My friend and co-conspirator Andrew Breunig has provided the theme for our first photo challenge: to photograph someone “directly participating in their means of production.” The account I have submitted documents mourning and celebration in Letlhakaneng, acts inexorably linked to production.
New Stand, Letlhakaneng, North West Province. South Africa.
20. April 2013.
A couple of weeks ago I was wandering around in a part of Letlhakaneng called New Stand. Most of the residents there live without electricity, in corrugated iron houses with concrete floors or industrial carpet laid over bare earth. A small crowd had gathered one such house on the edge of the bush. They had a tent set up, but there was no music: a funeral. I had intended to call on a friend at another house, but the people inside called me, offering me a chair and a plate of food. I did not know the name of the person who called me or the name of the family, but to refuse would have been rude, and so I entered.
We had been sitting together for a while, eating and chatting quietly, when the hearse arrived. A young man – perhaps the uncle or brother of the deceased child – bore the coffin, no bigger than a briefcase. The family followed the coffin into the small two-roomed house, the young mother wailing and crying. I stood outside, a bit relieved there was no more room inside. I felt awkward to be intruding on what was obviously a small family affair.
After a few songs, the ceremony was over. People filed out of the house and milled quietly about the yard. “Thabo,” the woman who called me inside said, “We’re finished. We go home now.”
I exited the yard, feeling a little sick and as unsure about role as I did when I entered. The day had grown too late for me to call on my friend. I started for home. Along the way, I passed another gathering. They, too, called me inside. The general feeling at this gathering, however, was more lighthearted: they were preparing for a child’s birthday party the following day. One group of women kneading dough and forming it into the delightful scones that are always served at such celebrations, while another group arranged the balls of dough on a metal tray, two meters by one, to go into the oven.
The oven was a homemade affair: a rectangle of cement bricks laid out on the ground, covered with a piece of corrugated iron.

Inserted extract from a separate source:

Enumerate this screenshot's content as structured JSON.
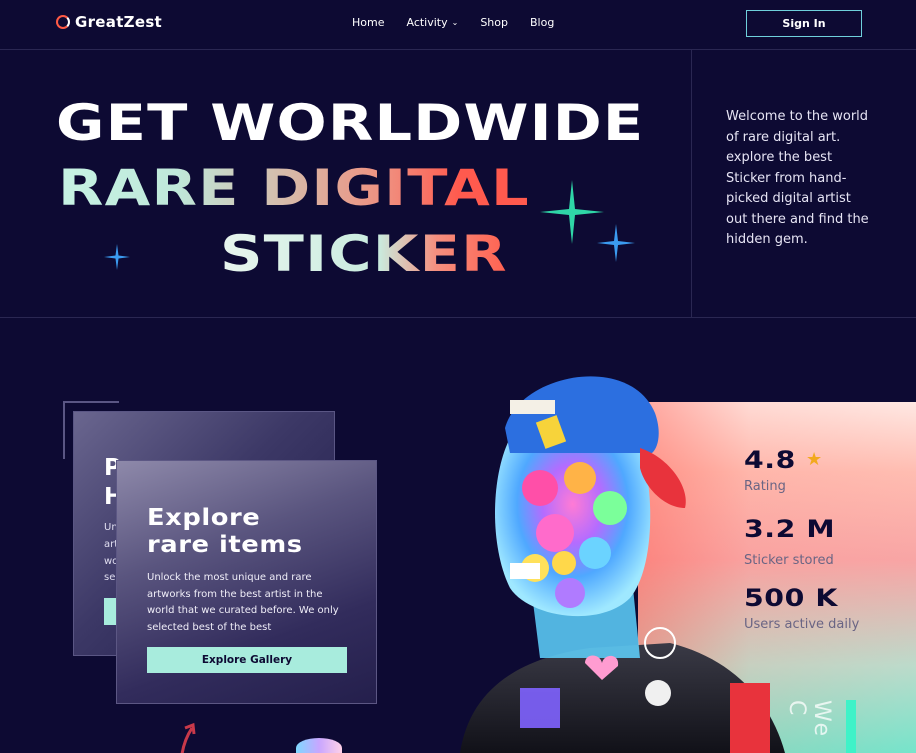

The women would rake coals from the fire into the bricks, lay the tray of scones directly atop the coals, and rake more coals on the corrugated iron lid. After twenty minutes or so, the scones would be ready to come out.
I passed the next hour drinking beer and warming my hands around the fire with the madalas. The gogos scolded me for drinking beer; I laughed and told them was Stoney.* The tut-tutted and gave me more scones, right out of the fire. I left with a pocket full of those scones, warm against the chill of an autumn evening.
*Madala is a Zulu word meaning “grandfather,” but is also a term of respect for older men; likewise gogo is a Zulu word meaning “grandmother,” but is used to address any elderly woman. Stoney is a type of ginger-flavored soft drink.